10 September 2009 Life on Mars: new evidence from martian meteorites
Author Affiliations +
Abstract
New data on Martian meteorite 84001 as well as new experimental studies show that thermal or shock decomposition of carbonate, the leading alternative non-biologic explanation for the unusual nanophase magnetite found in this meteorite, cannot explain the chemistry of the actual martian magnetites. This leaves the biogenic explanation as the only remaining viable hypothesis for the origin of these unique magnetites. Additional data from two other martian meteorites show a suite of biomorphs which are nearly identical between meteorites recovered from two widely different terrestrial environments (Egyptian Nile bottomlands and Antarctic ice sheets). This similarity argues against terrestrial processes as the cause of these biomorphs and supports an origin on Mars for these features.
© (2009) COPYRIGHT Society of Photo-Optical Instrumentation Engineers (SPIE). Downloading of the abstract is permitted for personal use only.
David S. McKay, David S. McKay, Kathy L. Thomas-Keprta, Kathy L. Thomas-Keprta, Simon J. Clemett, Simon J. Clemett, Everett K. Gibson, Everett K. Gibson, Lauren Spencer, Lauren Spencer, Susan J. Wentworth, Susan J. Wentworth, } "Life on Mars: new evidence from martian meteorites", Proc. SPIE 7441, Instruments and Methods for Astrobiology and Planetary Missions XII, 744102 (10 September 2009); doi: 10.1117/12.832317; https://doi.org/10.1117/12.832317
PROCEEDINGS
20 PAGES

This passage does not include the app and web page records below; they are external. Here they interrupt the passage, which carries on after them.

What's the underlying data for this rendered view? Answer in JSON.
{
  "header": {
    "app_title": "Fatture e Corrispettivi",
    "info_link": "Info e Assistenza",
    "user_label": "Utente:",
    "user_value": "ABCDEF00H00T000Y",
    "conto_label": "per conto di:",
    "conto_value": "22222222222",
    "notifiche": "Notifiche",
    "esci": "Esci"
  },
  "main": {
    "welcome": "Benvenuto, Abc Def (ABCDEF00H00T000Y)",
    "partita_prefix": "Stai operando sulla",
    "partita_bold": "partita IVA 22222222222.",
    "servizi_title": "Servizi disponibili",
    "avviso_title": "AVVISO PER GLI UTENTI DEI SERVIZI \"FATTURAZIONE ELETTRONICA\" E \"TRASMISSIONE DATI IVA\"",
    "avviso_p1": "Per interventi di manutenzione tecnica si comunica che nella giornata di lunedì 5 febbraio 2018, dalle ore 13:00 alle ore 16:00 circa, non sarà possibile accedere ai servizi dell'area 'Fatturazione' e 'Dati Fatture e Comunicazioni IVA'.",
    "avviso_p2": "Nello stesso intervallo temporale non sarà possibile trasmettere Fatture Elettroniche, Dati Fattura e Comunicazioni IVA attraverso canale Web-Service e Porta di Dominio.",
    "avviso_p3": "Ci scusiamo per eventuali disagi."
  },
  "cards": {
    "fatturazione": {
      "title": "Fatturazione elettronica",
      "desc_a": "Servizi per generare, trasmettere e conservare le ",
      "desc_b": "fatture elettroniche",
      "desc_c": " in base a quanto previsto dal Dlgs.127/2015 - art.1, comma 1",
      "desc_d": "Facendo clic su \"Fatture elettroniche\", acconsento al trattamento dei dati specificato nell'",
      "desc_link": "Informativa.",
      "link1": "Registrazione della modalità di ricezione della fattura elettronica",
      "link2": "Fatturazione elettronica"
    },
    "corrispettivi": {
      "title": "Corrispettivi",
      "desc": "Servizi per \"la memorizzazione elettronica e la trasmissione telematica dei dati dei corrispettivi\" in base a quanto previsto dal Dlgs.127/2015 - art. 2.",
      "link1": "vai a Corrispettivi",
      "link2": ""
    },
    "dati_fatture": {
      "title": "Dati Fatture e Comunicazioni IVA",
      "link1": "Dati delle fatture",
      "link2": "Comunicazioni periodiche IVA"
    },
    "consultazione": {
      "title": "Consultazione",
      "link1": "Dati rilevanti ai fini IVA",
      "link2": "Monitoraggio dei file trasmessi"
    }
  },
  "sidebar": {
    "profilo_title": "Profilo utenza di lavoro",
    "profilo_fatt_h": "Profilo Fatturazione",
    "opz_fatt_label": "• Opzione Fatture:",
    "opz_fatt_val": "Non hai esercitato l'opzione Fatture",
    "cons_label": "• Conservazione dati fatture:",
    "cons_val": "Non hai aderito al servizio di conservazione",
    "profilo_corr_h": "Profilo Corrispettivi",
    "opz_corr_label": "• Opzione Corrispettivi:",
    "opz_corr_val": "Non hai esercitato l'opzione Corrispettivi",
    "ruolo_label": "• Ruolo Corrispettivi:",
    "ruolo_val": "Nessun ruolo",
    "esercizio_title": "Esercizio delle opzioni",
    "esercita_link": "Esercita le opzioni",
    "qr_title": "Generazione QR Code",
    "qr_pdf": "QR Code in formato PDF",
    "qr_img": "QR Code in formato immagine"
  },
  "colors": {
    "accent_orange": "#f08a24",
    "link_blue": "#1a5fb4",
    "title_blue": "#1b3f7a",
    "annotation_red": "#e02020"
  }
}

SHARE
RELATED CONTENT

Iron microbial mats in modern and phanerozoic environments
Proceedings of SPIE (August 27 2008)
Oxides of Mars
Proceedings of SPIE (February 04 2002)
Atlas of bacteriomorphs in carbonaceous chondrites
Proceedings of SPIE (February 09 2004)

Back to Top